* **TASK STATEMENT**:
Please output the whole listing below exactly as it is.

* **SOURCE RECORDS**:
=-=-=-=-=

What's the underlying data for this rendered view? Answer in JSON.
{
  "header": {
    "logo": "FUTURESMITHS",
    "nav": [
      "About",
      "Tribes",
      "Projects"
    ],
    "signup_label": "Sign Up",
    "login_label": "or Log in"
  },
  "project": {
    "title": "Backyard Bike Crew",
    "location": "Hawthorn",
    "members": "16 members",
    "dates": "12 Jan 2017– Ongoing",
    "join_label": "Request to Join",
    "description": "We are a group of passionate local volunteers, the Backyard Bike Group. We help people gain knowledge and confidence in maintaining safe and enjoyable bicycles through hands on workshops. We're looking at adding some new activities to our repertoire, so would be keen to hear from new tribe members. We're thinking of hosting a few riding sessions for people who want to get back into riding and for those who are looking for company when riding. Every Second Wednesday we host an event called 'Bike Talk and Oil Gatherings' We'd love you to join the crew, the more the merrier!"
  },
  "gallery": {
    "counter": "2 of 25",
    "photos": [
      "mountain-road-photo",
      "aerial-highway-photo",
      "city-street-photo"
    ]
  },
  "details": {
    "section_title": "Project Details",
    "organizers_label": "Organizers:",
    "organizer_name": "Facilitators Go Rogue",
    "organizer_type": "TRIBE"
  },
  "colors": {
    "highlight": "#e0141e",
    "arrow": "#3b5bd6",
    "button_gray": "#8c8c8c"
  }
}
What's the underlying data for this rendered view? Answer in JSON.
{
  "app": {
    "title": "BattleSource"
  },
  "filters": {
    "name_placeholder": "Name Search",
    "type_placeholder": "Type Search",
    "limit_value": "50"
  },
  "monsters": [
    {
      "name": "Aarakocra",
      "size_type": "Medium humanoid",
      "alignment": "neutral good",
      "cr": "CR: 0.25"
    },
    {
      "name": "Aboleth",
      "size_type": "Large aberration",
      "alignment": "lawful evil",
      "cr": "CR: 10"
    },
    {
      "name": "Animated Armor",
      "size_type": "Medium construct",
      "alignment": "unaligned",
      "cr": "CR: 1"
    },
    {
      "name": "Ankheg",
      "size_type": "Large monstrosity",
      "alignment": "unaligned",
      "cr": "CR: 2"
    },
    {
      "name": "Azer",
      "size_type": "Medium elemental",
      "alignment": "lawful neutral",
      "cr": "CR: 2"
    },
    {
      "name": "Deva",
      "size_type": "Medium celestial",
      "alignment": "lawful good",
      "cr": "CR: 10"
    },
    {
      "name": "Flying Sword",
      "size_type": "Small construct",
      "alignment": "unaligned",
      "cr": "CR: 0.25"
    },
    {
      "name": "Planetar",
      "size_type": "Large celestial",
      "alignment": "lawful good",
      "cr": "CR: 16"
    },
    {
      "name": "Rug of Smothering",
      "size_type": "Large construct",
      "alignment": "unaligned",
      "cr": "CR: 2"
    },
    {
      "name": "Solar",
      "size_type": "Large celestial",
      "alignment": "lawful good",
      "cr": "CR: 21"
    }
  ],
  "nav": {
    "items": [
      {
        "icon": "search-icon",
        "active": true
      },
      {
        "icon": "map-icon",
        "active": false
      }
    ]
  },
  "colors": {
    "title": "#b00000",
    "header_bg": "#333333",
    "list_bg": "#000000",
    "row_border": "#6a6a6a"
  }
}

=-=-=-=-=

* **REPLY**:
What's the underlying data for this rendered view? Answer in JSON.
{
  "header": {
    "logo": "FUTURESMITHS",
    "nav": [
      "About",
      "Tribes",
      "Projects"
    ],
    "signup_label": "Sign Up",
    "login_label": "or Log in"
  },
  "project": {
    "title": "Backyard Bike Crew",
    "location": "Hawthorn",
    "members": "16 members",
    "dates": "12 Jan 2017– Ongoing",
    "join_label": "Request to Join",
    "description": "We are a group of passionate local volunteers, the Backyard Bike Group. We help people gain knowledge and confidence in maintaining safe and enjoyable bicycles through hands on workshops. We're looking at adding some new activities to our repertoire, so would be keen to hear from new tribe members. We're thinking of hosting a few riding sessions for people who want to get back into riding and for those who are looking for company when riding. Every Second Wednesday we host an event called 'Bike Talk and Oil Gatherings' We'd love you to join the crew, the more the merrier!"
  },
  "gallery": {
    "counter": "2 of 25",
    "photos": [
      "mountain-road-photo",
      "aerial-highway-photo",
      "city-street-photo"
    ]
  },
  "details": {
    "section_title": "Project Details",
    "organizers_label": "Organizers:",
    "organizer_name": "Facilitators Go Rogue",
    "organizer_type": "TRIBE"
  },
  "colors": {
    "highlight": "#e0141e",
    "arrow": "#3b5bd6",
    "button_gray": "#8c8c8c"
  }
}
What's the underlying data for this rendered view? Answer in JSON.
{
  "app": {
    "title": "BattleSource"
  },
  "filters": {
    "name_placeholder": "Name Search",
    "type_placeholder": "Type Search",
    "limit_value": "50"
  },
  "monsters": [
    {
      "name": "Aarakocra",
      "size_type": "Medium humanoid",
      "alignment": "neutral good",
      "cr": "CR: 0.25"
    },
    {
      "name": "Aboleth",
      "size_type": "Large aberration",
      "alignment": "lawful evil",
      "cr": "CR: 10"
    },
    {
      "name": "Animated Armor",
      "size_type": "Medium construct",
      "alignment": "unaligned",
      "cr": "CR: 1"
    },
    {
      "name": "Ankheg",
      "size_type": "Large monstrosity",
      "alignment": "unaligned",
      "cr": "CR: 2"
    },
    {
      "name": "Azer",
      "size_type": "Medium elemental",
      "alignment": "lawful neutral",
      "cr": "CR: 2"
    },
    {
      "name": "Deva",
      "size_type": "Medium celestial",
      "alignment": "lawful good",
      "cr": "CR: 10"
    },
    {
      "name": "Flying Sword",
      "size_type": "Small construct",
      "alignment": "unaligned",
      "cr": "CR: 0.25"
    },
    {
      "name": "Planetar",
      "size_type": "Large celestial",
      "alignment": "lawful good",
      "cr": "CR: 16"
    },
    {
      "name": "Rug of Smothering",
      "size_type": "Large construct",
      "alignment": "unaligned",
      "cr": "CR: 2"
    },
    {
      "name": "Solar",
      "size_type": "Large celestial",
      "alignment": "lawful good",
      "cr": "CR: 21"
    }
  ],
  "nav": {
    "items": [
      {
        "icon": "search-icon",
        "active": true
      },
      {
        "icon": "map-icon",
        "active": false
      }
    ]
  },
  "colors": {
    "title": "#b00000",
    "header_bg": "#333333",
    "list_bg": "#000000",
    "row_border": "#6a6a6a"
  }
}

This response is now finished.